Song Versus Song–Street Hassles Edition
In Song Versus Song we take two songs that are somewhat linked (by tittle, appropriation, or theme) and let them battle for supremacy.
“Street Hassle” versus “Ode To Street Hassle”
Lou Reed’s curious story of a street corner is filled with manic energy, paranoid fallout, and vivid drug references. It’s a depraved story, fitting nicely with Reed’s other portraits of hustlers and users, yet wildly different than the rest of the album it comes from, 1978’s Street Hassle. Some may recognize the track from the end of 2005’s The Squid and the Whale, which used the song’s intro to great effect. First-time listeners may be taken aback by the juxtaposition of the song’s lyrical content and its utterly unforgettable string riff. Reed’s ten-minute epic is segmented into three main sections: “Waltzing Matilda” hires a male prostitute, Matilda OD’s, and the third section– usually referred to as “Slipaway”– delivers biting commentary on songs about “tramps like us” as sung by Springsteen and his peers, before Reed caps the song with one final verse that begins, “Love is gone away.”
While “Street Hassle” like so many of Reed’s songs suffers a bit from these story-structured lyrics, Reed wrangles gut-wrenching and life-affirming madness out of his lurid tale. The final section provides the song’s emotional fulcrum. Reed (or Reed’s character) is an observer, and the sadness of his observations are categorized, rationalized, and otherwise dealt with. It’s an emotionally exhausting song, both beautiful and haunting in ways many never achieve. “Street Hassle” emerged as one of the strongest and most profound songs of Reed’s post-Velvet Underground career.

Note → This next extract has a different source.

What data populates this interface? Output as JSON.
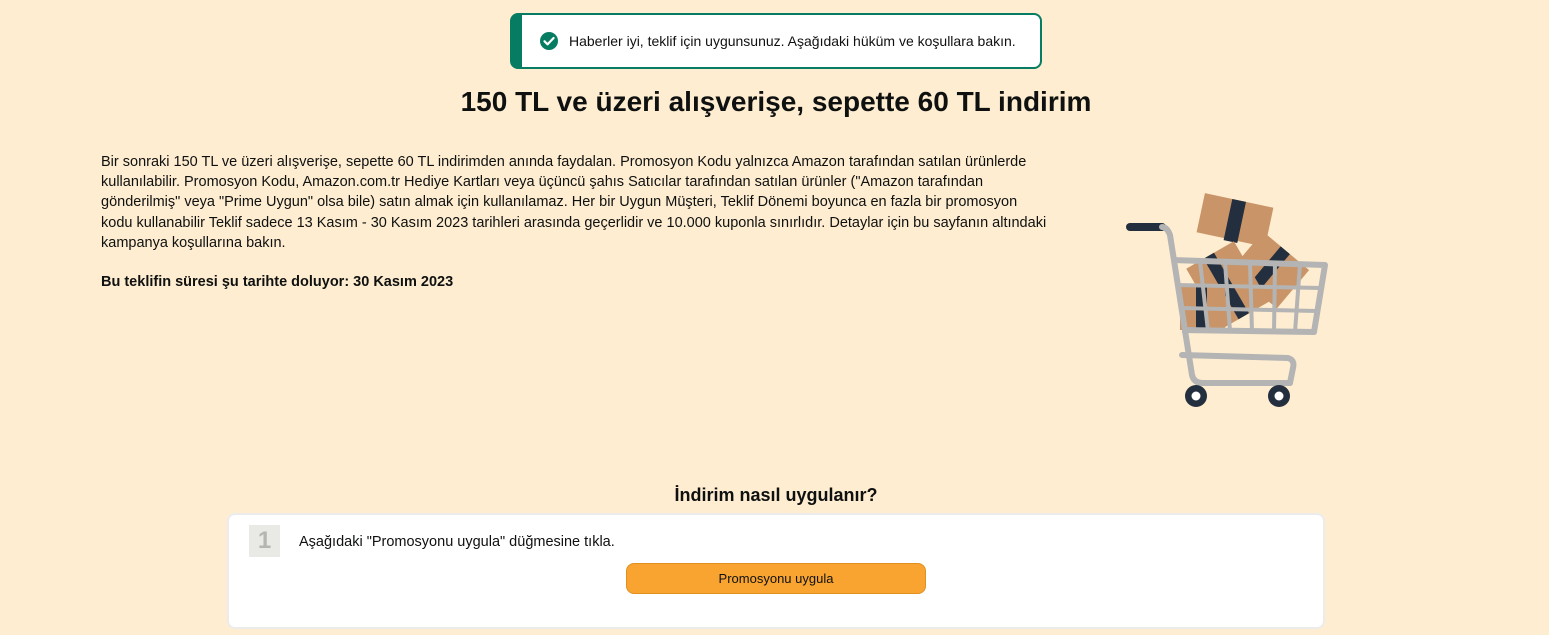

Spacemen 3’s “Ode to Street Hassle” borrows the riff and melody from Reed’s original, subduing them a bit to create a song filled with hazy drug epiphanies. The song, for Christ’s sake, involves a conversation with Jesus himself: “And as we sat there talking / Jesus turned to say to me /”You’d better learn and love this life ’cause there’s things / There’s things that are hard to see.” Here the repeating string riff that on “Street Hassle” moved into different sections like a mini symphony is situated into Spacemen 3’s signature use of drone and repetition. The scope is less epic and more personal. The Perfect Prescription, the album on which “Ode To Street Hassle’s” appears, is supposedly structured around the arc of a drug trip, complete with a spacey middle and comedown section. “Ode to Street Hassle” arrives at the moment just before or just as the high settles in, and everything is calm and serene. By taking Reed’s manic epic and relaxing it to fit their own concept, the members of Spacemen 3 imbue their song with “Street Hassle’s” poignancy and sense of humanity.
Spacemen 3’s appropriation whittles Reed lurid epic into a more manageable four-minutes, yet the easy, relaxed, eyes-half-closed vibe of the song suggest that it go on longer. Spacemen 3 (and its offshoot Spiritualized) are not afraid of long, drifting drug songs. What both “Street Hassle” and “Ode to Street Hassle” share, other than name and similar theme, is poignancy in their depictions of drug use. The consequences are clearly laid out in Reed’s epic song, while the come down doesn’t come until later in Spacemen 3’s concept album. Yet in “Ode to Street Hassle” there is still melancholy, which comes partly from the calm vocal delivery and lines like “Well some people never listen /You know some people just won’t see /But I can see and hear these things /These things have got to be.” As for a winner, both songs are utterly fantastic, but I’ll go with what came first.